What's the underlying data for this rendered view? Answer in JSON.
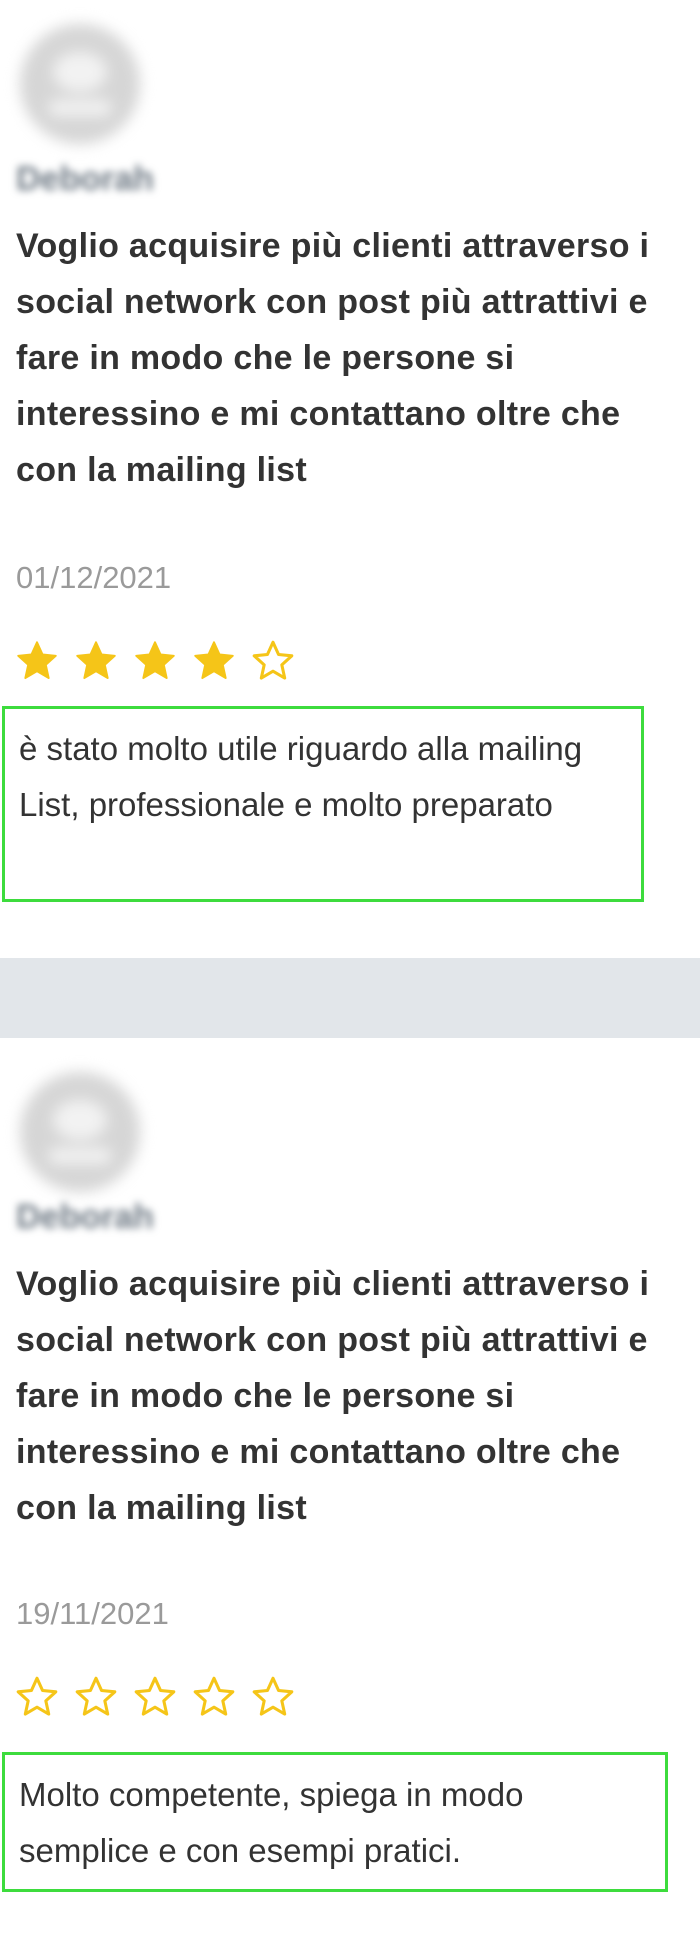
{
  "reviews": [
    {
      "author": "Deborah",
      "title": "Voglio acquisire più clienti attraverso i social network con post più attrattivi e fare in modo che le persone si interessino e mi contattano oltre che con la mailing list",
      "date": "01/12/2021",
      "rating": 4,
      "rating_max": 5,
      "comment": "è stato molto utile riguardo alla mailing List, professionale e molto preparato"
    },
    {
      "author": "Deborah",
      "title": "Voglio acquisire più clienti attraverso i social network con post più attrattivi e fare in modo che le persone si interessino e mi contattano oltre che con la mailing list",
      "date": "19/11/2021",
      "rating": 0,
      "rating_max": 5,
      "comment": "Molto competente, spiega in modo semplice e con esempi pratici."
    }
  ],
  "colors": {
    "star": "#f5c518",
    "highlight_border": "#3ddc3d",
    "separator": "#e2e6ea",
    "date": "#9a9a9a",
    "text": "#333333"
  }
}
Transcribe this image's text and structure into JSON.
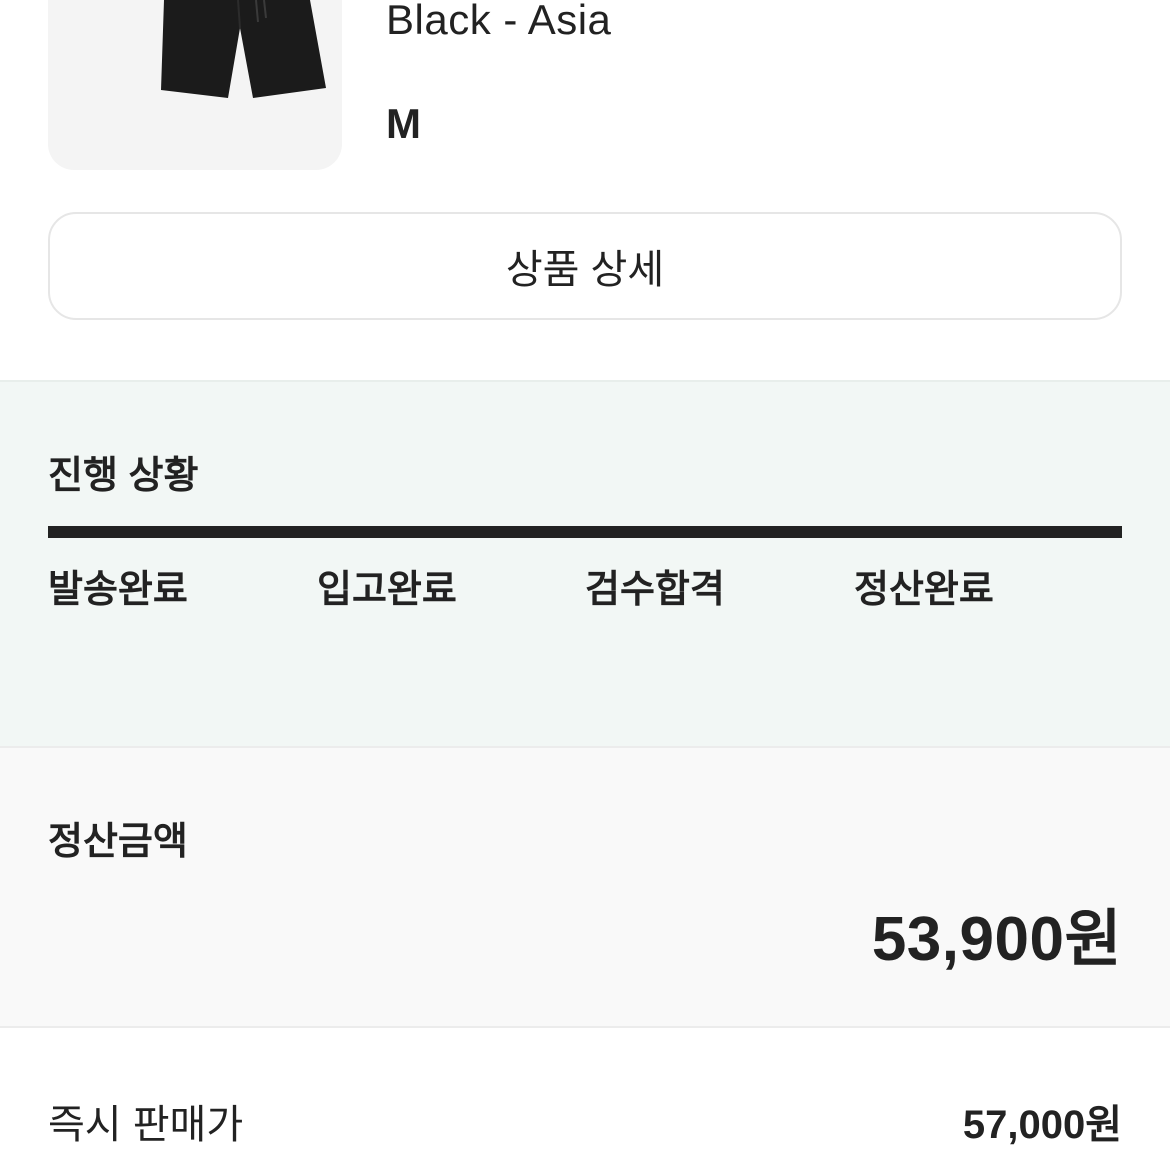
{
  "product": {
    "image_icon": "shorts-icon",
    "variant_line": "Black - Asia",
    "size": "M",
    "detail_button_label": "상품 상세"
  },
  "progress": {
    "title": "진행 상황",
    "completion_fraction": 1.0,
    "steps": [
      {
        "label": "발송완료"
      },
      {
        "label": "입고완료"
      },
      {
        "label": "검수합격"
      },
      {
        "label": "정산완료"
      }
    ]
  },
  "settlement": {
    "title": "정산금액",
    "amount": "53,900원"
  },
  "instant_sale": {
    "label": "즉시 판매가",
    "value": "57,000원"
  },
  "colors": {
    "progress_bg": "#f2f7f5",
    "settlement_bg": "#f9f9f9",
    "text": "#222222",
    "bar": "#222222"
  }
}
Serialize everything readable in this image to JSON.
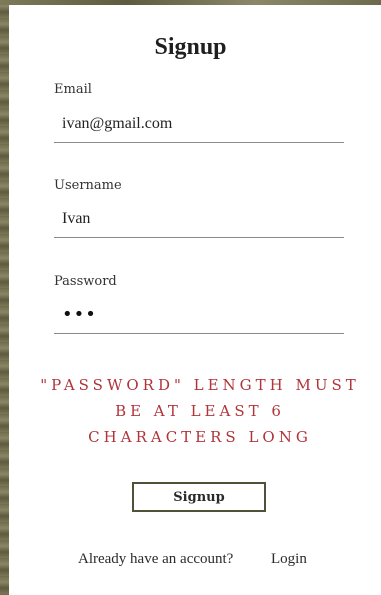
{
  "form": {
    "title": "Signup",
    "email": {
      "label": "Email",
      "value": "ivan@gmail.com"
    },
    "username": {
      "label": "Username",
      "value": "Ivan"
    },
    "password": {
      "label": "Password",
      "masked_value": "•••"
    },
    "error_message": "\"Password\" length must be at least 6 characters long",
    "submit_label": "Signup"
  },
  "footer": {
    "prompt_text": "Already have an account?",
    "login_label": "Login"
  },
  "colors": {
    "error": "#b0343a",
    "button_border": "#4f5236",
    "background_texture": "#6f6b4b"
  }
}
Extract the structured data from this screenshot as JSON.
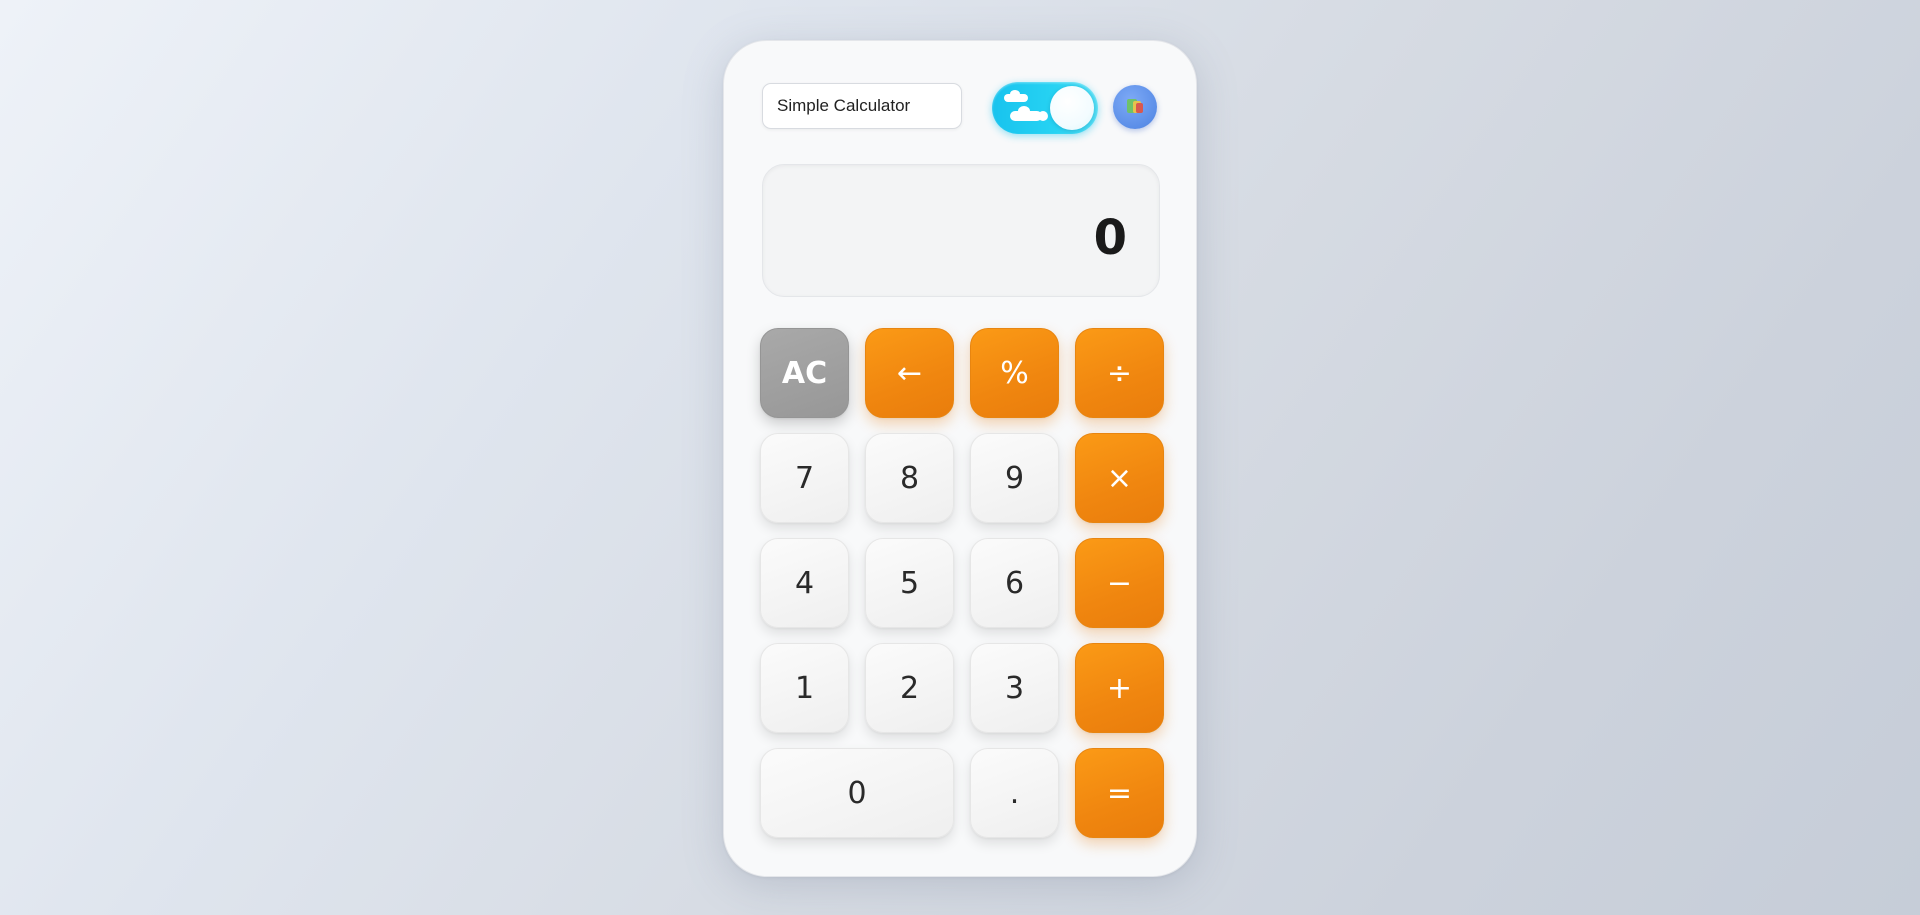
{
  "header": {
    "title": "Simple Calculator",
    "theme_toggle_state": "light",
    "theme_toggle_colors": {
      "track": "#18c3ee",
      "knob": "#ffffff"
    },
    "palette_button_color": "#5b8ee8"
  },
  "display": {
    "value": "0"
  },
  "keypad": {
    "row1": {
      "clear": "AC",
      "backspace": "←",
      "percent": "%",
      "divide": "÷"
    },
    "row2": {
      "seven": "7",
      "eight": "8",
      "nine": "9",
      "multiply": "×"
    },
    "row3": {
      "four": "4",
      "five": "5",
      "six": "6",
      "subtract": "−"
    },
    "row4": {
      "one": "1",
      "two": "2",
      "three": "3",
      "add": "+"
    },
    "row5": {
      "zero": "0",
      "decimal": ".",
      "equals": "="
    }
  },
  "colors": {
    "operator": "#f78f12",
    "clear": "#a0a0a0",
    "number": "#f5f5f5"
  }
}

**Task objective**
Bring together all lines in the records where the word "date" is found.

**Exercise answer**
      "date": "01/12/2021",
      "date": "19/11/2021",
    "date": "#9a9a9a",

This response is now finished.